tanθ = (10 – 0) / (15 – 0) = 0.67

This means that the angle of the slide at its highest point is approximately 34 degrees.

## Why the Discriminant Matters: Solving Quadratic Equations with Confidence

Importance of Discriminant in Solving Quadratic Equations: The discriminant plays a crucial role in solving quadratic equations as it helps determine the number and nature of the roots. Knowledge of the discriminant helps simplify calculations and ensures that one can easily identify the type of roots in a quadratic equation.

Comparing Quadratic Equations with Different Discriminant Values: The discriminant provides a straightforward method for comparing different quadratic equations. By comparing the values of the discriminants of two different quadratic equations, one can determine which equation has real or complex roots.

• Memorize the quadratic formula, its components, and the discriminant formula.
• Practice solving different quadratic equations with varying discriminant values.
• Always express the equation in standard form before trying to find the discriminant.

Real-Life Examples: Here are some real-life examples where knowledge of the discriminant can be useful:

• Calculating the maximum or minimum values of quadratic functions in physics or engineering problems.
• Determining the optimal solution to maximization or minimization problems in business or economics.
• Calculating the trajectories of projectiles in physics, such as the path of a ball kicked from a soccer field.

## Conclusion
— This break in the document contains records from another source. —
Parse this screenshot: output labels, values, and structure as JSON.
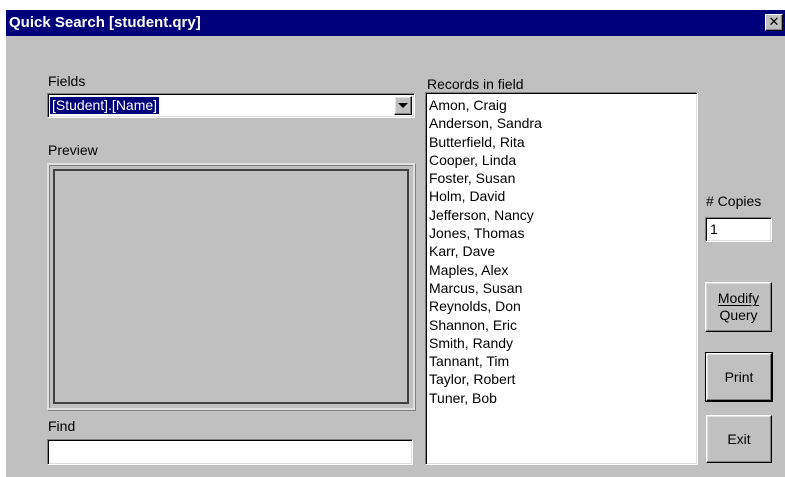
{
  "window": {
    "title": "Quick Search [student.qry]",
    "close_glyph": "✕"
  },
  "fields": {
    "label": "Fields",
    "selected": "[Student].[Name]"
  },
  "preview": {
    "label": "Preview"
  },
  "find": {
    "label": "Find",
    "value": ""
  },
  "records": {
    "label": "Records in field",
    "items": [
      "Amon, Craig",
      "Anderson, Sandra",
      "Butterfield, Rita",
      "Cooper, Linda",
      "Foster, Susan",
      "Holm, David",
      "Jefferson, Nancy",
      "Jones, Thomas",
      "Karr, Dave",
      "Maples, Alex",
      "Marcus, Susan",
      "Reynolds, Don",
      "Shannon, Eric",
      "Smith, Randy",
      "Tannant, Tim",
      "Taylor, Robert",
      "Tuner, Bob"
    ]
  },
  "copies": {
    "label": "# Copies",
    "value": "1"
  },
  "buttons": {
    "modify_line1": "Modify",
    "modify_line2": "Query",
    "print": "Print",
    "exit": "Exit"
  }
}
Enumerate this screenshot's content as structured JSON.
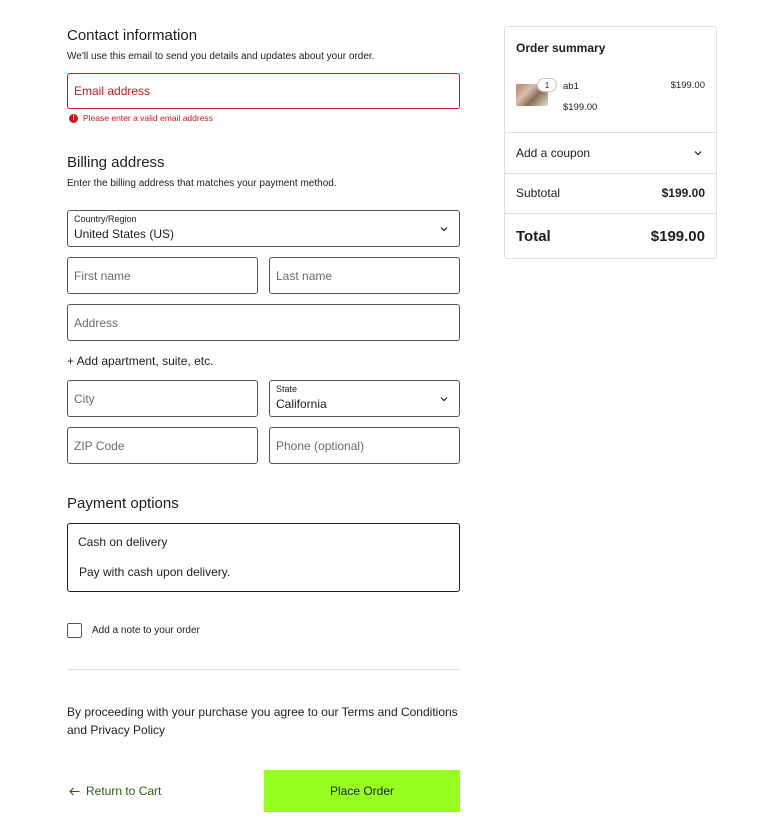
{
  "contact": {
    "title": "Contact information",
    "description": "We'll use this email to send you details and updates about your order.",
    "email_placeholder": "Email address",
    "email_error": "Please enter a valid email address"
  },
  "billing": {
    "title": "Billing address",
    "description": "Enter the billing address that matches your payment method.",
    "country_label": "Country/Region",
    "country_value": "United States (US)",
    "first_name_placeholder": "First name",
    "last_name_placeholder": "Last name",
    "address_placeholder": "Address",
    "add_apartment": "+ Add apartment, suite, etc.",
    "city_placeholder": "City",
    "state_label": "State",
    "state_value": "California",
    "zip_placeholder": "ZIP Code",
    "phone_placeholder": "Phone (optional)"
  },
  "payment": {
    "title": "Payment options",
    "method_title": "Cash on delivery",
    "method_desc": "Pay with cash upon delivery."
  },
  "note": {
    "label": "Add a note to your order"
  },
  "terms": {
    "text": "By proceeding with your purchase you agree to our Terms and Conditions and Privacy Policy"
  },
  "actions": {
    "return_label": "Return to Cart",
    "place_order_label": "Place Order"
  },
  "summary": {
    "title": "Order summary",
    "item": {
      "name": "ab1",
      "quantity": "1",
      "price": "$199.00",
      "line_price": "$199.00"
    },
    "coupon_label": "Add a coupon",
    "subtotal_label": "Subtotal",
    "subtotal_value": "$199.00",
    "total_label": "Total",
    "total_value": "$199.00"
  },
  "colors": {
    "error": "#cc1818",
    "accent_button": "#96ff1f",
    "link": "#2f5c14"
  }
}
In conclusion, finding the discriminant in a quadratic equation is crucial in determining the number and nature of the roots of the equation. Knowledge of the discriminant formula and quadratic formula is essential for solving quadratic equations. Additionally, understanding how to determine the type of roots and simplifying quadratic equations helps simplify calculations. At the same time, recognizing the importance of the discriminant in real-life problems ensures that one can apply the concept effectively. Following this comprehensive guide on finding the discriminant of a quadratic equation, one can gain confidence in solving quadratic equations and applying the concept to various real-life problems.